Task statement: Check every line of the entries that follow, and copy the ones containing "phone".

Data to process:
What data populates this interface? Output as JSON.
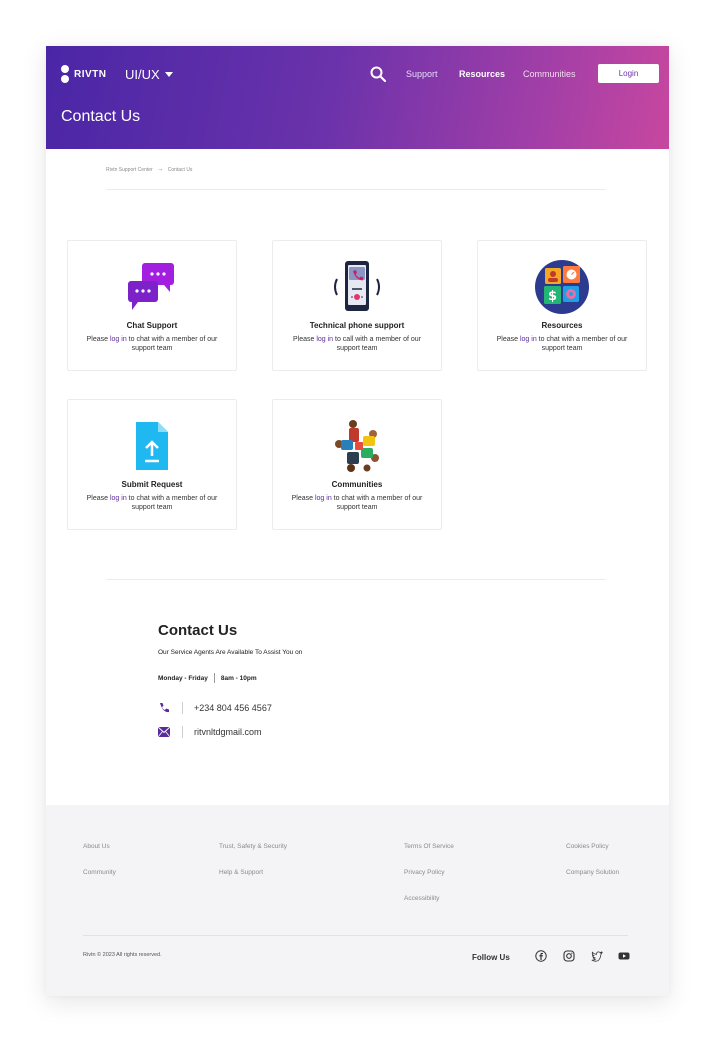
{
  "header": {
    "logo_text": "RIVTN",
    "product_label": "UI/UX",
    "nav": {
      "support": "Support",
      "resources": "Resources",
      "communities": "Communities"
    },
    "login_label": "Login",
    "page_title": "Contact Us"
  },
  "breadcrumb": {
    "home": "Rivtn Support Center",
    "separator": "→",
    "current": "Contact Us"
  },
  "cards": [
    {
      "title": "Chat Support",
      "pre": "Please ",
      "link": "log in",
      "post": " to chat with a member of our support team",
      "icon": "chat-bubbles-icon"
    },
    {
      "title": "Technical phone support",
      "pre": "Please ",
      "link": "log in",
      "post": " to call with a member of our support team",
      "icon": "phone-call-icon"
    },
    {
      "title": "Resources",
      "pre": "Please ",
      "link": "log in",
      "post": " to chat with a member of our support team",
      "icon": "resources-grid-icon"
    },
    {
      "title": "Submit Request",
      "pre": "Please ",
      "link": "log in",
      "post": " to chat with a member of our support team",
      "icon": "file-upload-icon"
    },
    {
      "title": "Communities",
      "pre": "Please ",
      "link": "log in",
      "post": " to chat with a member of our support team",
      "icon": "people-community-icon"
    }
  ],
  "contact": {
    "title": "Contact Us",
    "description": "Our Service  Agents Are Available To Assist You on",
    "days": "Monday - Friday",
    "hours": "8am - 10pm",
    "phone": "+234 804 456 4567",
    "email": "ritvnltdgmail.com"
  },
  "footer": {
    "col1": [
      "About Us",
      "Community"
    ],
    "col2": [
      "Trust, Safety & Security",
      "Help & Support"
    ],
    "col3": [
      "Terms Of Service",
      "Privacy Policy",
      "Accessibility"
    ],
    "col4": [
      "Cookies Policy",
      "Company Solution"
    ],
    "copyright": "Rivtn © 2023 All rights reserved.",
    "follow_label": "Follow  Us"
  },
  "colors": {
    "brand_purple": "#5b2b9b",
    "gradient_start": "#4a26a6",
    "gradient_end": "#c7479f",
    "footer_bg": "#f4f3f6"
  }
}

Exercise output:
      "title": "Technical phone support",
      "icon": "phone-call-icon"
    "phone": "+234 804 456 4567",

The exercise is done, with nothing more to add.